3/19/00 9:18:00 PM
Source: Bloomberg News
Hong Kong, March 20 (Bloomberg) -- Pacific Century CyberWorks Ltd., Asia's third-largest Internet investment company by market value, said it will book a $73.8 million gain from its Internet- related investments for 1999, lifting analysts' estimates on its full-year results due to be released later today.
CyberWorks posted a net loss of HK$40.7 million ($5.2 million) in the six months through June, reflecting mainly the businesses it inherited from unprofitable mobile handset distributor Tricom Holdings Ltd., which it took over last May. The full-year results aren't expected to be released until about midnight local time.
CyberWorks was originally expected to post a net profit of HK$24.2 million ($3.1 million) for 1999, according to the online edition of the Estimate Directory, which polled four analysts before the company released the statement on its one-time gain today. Now, with the one-time gain, CyberWorks could report a net income of $60 million, analysts said.
''It's the biggest Internet startup I have ever seen,'' said Gregory Feldberg, an analyst with Indosuez W.I. Carr Securities in Hong Kong, who has a ''buy'' recommendation on the stock. ''What we are interested in is how the company is going to roll out its network over the next 12 months. Its share price hasn't been moving with historical earnings.''
Though CyberWorks has yet to start its first Internet service, its market value of $26 billion is already more than that of Amazon.com Inc., which began business five years ago and now runs the largest store on the Internet.
The profit CyberWorks is likely to post for 1999 will also include interest earned on its cash hoard. The company sold shares four times to institutional investors last year, raising gross proceeds of about HK$7 billion.
Still, analysts expect CyberWorks to report more losses over the next few years as it invests heavily to build what it intends to be the world's biggest broadband Internet business.
While the company's shares lost 10 percent last week in a global sell-off in technology shares, the stock is still up about 30-fold since Richard Li, the younger of the two sons of Hong Kong tycoon Li Ka-shing, agreed to take the company over last year. Today, CyberWorks shares gained 0.25 percent to HK$20 during the morning session.
Unlike many U.S. Internet companies, which attract investors with their revenue and customer bases, CyberWorks has been attracting a lot of interest partly because it's one of the few Asian Internet companies with a market value big enough to draw attention, and partly because it's embarked on a wave of asset purchases.
To date, the company has spent $535 million in cash and shares to buy stakes in more than 40 Internet companies, about a quarter of which are now publicly traded. While technology stocks globally have pared some of their gains recently, CyberWorks said it still has a paper profit of $1 billion from those listed investments.
Still, that won't be enough to keep investor interest.
''This year will be a year of execution,'' said Juliette Chow, an analyst with Lehman Brothers in Hong Kong.

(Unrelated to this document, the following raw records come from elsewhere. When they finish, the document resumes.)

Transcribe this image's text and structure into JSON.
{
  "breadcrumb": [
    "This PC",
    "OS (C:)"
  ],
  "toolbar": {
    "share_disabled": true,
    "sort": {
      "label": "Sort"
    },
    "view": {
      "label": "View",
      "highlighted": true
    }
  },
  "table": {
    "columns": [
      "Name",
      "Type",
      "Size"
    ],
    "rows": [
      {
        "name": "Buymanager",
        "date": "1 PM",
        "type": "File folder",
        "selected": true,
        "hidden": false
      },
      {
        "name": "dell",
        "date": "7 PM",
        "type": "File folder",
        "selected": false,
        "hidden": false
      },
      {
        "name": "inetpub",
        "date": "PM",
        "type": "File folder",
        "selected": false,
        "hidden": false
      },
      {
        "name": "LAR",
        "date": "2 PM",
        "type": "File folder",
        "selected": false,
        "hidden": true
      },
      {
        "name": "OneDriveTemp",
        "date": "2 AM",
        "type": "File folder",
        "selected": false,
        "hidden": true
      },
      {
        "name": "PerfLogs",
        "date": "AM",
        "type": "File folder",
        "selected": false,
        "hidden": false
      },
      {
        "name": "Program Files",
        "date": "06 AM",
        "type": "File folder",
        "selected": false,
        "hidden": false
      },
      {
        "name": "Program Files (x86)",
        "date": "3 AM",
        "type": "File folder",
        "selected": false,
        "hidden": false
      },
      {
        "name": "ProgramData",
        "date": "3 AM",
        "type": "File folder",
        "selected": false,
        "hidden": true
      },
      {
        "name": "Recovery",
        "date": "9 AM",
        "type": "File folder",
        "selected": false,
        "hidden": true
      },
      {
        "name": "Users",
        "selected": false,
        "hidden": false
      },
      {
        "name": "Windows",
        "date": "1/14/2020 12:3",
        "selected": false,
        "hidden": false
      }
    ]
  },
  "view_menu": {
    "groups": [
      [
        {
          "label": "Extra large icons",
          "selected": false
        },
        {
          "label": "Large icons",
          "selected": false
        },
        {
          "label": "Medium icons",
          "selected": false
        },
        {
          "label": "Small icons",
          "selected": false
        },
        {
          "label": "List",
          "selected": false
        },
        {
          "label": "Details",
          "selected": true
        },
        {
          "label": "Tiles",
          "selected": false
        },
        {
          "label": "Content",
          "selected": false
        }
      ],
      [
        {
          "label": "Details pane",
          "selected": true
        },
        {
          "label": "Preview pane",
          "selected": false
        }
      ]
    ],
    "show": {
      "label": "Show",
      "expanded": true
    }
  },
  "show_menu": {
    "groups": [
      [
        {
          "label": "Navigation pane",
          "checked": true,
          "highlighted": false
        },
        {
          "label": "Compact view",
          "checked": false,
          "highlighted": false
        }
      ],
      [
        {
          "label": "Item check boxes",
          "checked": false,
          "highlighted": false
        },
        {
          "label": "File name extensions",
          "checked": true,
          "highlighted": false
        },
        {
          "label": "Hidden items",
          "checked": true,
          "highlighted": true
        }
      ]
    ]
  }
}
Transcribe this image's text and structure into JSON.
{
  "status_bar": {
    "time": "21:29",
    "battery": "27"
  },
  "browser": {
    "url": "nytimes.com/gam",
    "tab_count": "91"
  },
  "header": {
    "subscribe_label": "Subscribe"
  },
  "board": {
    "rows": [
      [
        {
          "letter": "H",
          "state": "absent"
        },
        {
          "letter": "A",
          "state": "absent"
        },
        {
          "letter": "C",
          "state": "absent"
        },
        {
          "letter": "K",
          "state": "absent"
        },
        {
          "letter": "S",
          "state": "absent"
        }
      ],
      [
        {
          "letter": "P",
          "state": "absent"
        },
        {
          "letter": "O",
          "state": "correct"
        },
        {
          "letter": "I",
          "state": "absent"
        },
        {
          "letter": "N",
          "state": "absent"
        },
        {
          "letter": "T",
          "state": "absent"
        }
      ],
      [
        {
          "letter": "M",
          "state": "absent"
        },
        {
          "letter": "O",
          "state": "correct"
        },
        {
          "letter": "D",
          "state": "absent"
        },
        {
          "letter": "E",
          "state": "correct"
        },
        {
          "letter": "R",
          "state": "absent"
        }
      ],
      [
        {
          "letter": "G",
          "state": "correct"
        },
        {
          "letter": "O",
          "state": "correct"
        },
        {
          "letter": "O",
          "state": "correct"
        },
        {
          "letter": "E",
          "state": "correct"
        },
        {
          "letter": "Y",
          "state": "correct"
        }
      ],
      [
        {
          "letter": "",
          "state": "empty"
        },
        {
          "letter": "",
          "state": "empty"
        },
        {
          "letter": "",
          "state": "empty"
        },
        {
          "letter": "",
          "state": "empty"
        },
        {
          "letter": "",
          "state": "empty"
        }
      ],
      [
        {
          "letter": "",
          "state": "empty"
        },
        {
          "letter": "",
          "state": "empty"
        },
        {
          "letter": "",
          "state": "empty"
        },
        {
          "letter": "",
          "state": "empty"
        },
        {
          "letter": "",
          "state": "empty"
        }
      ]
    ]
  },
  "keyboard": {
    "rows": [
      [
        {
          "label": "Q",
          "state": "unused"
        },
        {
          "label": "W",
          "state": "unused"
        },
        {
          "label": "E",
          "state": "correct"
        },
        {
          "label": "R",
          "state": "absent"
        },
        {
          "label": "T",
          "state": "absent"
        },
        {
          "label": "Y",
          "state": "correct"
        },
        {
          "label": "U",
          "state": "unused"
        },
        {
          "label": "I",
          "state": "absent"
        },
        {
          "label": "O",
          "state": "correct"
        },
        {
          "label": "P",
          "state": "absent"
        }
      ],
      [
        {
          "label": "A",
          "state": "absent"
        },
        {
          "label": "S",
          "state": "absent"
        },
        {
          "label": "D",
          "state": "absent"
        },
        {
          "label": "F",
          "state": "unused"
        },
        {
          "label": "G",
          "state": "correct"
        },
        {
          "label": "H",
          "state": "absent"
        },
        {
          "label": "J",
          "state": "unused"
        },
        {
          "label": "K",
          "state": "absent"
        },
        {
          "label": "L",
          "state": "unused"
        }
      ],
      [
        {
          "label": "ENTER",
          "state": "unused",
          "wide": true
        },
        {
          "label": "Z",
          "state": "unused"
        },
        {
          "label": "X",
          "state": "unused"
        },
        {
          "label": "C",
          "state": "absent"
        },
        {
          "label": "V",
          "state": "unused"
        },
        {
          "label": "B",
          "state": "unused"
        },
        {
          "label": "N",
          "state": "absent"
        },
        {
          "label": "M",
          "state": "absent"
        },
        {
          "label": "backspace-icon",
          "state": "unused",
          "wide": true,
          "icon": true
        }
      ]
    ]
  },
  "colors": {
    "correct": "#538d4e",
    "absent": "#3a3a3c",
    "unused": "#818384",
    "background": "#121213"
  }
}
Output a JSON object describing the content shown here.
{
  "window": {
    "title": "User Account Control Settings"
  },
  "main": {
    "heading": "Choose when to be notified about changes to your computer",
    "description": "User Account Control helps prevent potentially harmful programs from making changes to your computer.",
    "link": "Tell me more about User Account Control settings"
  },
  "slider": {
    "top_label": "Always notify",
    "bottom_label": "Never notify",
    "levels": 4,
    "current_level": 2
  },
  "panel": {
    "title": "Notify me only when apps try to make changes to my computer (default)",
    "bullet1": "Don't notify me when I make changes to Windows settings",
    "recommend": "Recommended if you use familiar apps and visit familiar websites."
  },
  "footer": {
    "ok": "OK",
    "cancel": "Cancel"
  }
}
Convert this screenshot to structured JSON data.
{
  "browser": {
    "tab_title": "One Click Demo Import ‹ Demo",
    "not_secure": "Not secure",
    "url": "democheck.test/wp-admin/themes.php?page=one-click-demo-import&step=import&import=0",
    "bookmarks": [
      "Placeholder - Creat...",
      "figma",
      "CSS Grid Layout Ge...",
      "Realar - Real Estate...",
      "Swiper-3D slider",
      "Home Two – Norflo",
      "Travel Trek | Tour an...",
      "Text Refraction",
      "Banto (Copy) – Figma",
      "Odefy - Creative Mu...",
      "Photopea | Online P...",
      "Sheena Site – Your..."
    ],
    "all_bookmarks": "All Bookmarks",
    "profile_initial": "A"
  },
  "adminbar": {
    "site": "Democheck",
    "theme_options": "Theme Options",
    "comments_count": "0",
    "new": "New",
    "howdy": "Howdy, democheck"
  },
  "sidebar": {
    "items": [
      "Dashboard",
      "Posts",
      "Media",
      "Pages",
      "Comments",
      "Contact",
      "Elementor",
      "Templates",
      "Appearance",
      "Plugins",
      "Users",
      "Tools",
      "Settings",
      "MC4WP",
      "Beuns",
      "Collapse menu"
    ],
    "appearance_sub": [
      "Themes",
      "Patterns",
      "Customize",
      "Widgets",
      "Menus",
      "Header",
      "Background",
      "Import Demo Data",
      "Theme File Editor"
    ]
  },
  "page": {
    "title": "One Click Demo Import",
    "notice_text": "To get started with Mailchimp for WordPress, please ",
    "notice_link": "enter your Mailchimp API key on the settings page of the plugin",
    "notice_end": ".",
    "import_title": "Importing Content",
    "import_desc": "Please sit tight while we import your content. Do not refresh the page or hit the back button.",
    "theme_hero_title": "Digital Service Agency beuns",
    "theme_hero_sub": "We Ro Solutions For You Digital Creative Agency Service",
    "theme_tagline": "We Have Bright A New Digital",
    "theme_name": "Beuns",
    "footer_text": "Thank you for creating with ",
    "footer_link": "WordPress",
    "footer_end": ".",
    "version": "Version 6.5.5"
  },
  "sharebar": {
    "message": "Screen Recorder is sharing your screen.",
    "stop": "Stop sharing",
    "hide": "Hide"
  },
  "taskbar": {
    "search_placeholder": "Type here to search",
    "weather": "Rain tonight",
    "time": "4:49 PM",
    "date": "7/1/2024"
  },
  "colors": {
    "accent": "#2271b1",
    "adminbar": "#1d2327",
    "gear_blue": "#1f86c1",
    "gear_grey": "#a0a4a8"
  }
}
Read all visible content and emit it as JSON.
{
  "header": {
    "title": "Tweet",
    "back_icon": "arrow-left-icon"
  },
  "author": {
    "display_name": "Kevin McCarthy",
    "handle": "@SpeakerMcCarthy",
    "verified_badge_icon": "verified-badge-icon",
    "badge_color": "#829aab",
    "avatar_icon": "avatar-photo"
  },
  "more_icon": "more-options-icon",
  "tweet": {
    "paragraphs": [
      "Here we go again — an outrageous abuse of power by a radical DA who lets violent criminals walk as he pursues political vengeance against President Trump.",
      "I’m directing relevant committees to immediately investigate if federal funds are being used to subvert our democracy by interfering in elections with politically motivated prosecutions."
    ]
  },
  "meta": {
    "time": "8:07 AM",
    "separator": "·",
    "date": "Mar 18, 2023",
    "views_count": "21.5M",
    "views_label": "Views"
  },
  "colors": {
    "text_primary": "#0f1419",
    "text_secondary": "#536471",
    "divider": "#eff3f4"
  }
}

CyberWorks, as well as other Internet start-ups, must prove to investors the concepts they formulated in the past year will materialize, she said.
CyberWorks seems prepared.
The company said it will start in the next three months an Internet portal and a satellite broadcast television service, upgrading both next year to enable two-way interactive activities.
The company, having spent most of its energy so far on developing content, has also moved to strengthen its distribution channels.
In Hong Kong, CyberWorks offered to buy control of Cable & Wireless HKT Ltd., the city's dominant telephone company, to ensure its planned online products and services will have a way to be distributed. HKT owns a broadband fixed-line network that covers 80 percent of Hong Kong households.
In China, whose Internet user numbers are expected to exceed that of the U.S. by 2005, CyberWorks has teamed with Legend Holdings Ltd., the nation's No. 1 computer maker, to develop computers that give users instant access to the CyberWorks service.
In India, which is expected to become the second-biggest Internet market in Asia after China, the company recently agreed to buy 49 percent of Data Access India Pvt. Ltd., which owns a license for a nationwide Internet service.
''The focus (on Internet companies) has changed,'' said Matei Mihalca, an analyst with Merrill Lynch Asia. ''People don't want to take big bets. They want something that is more solid.''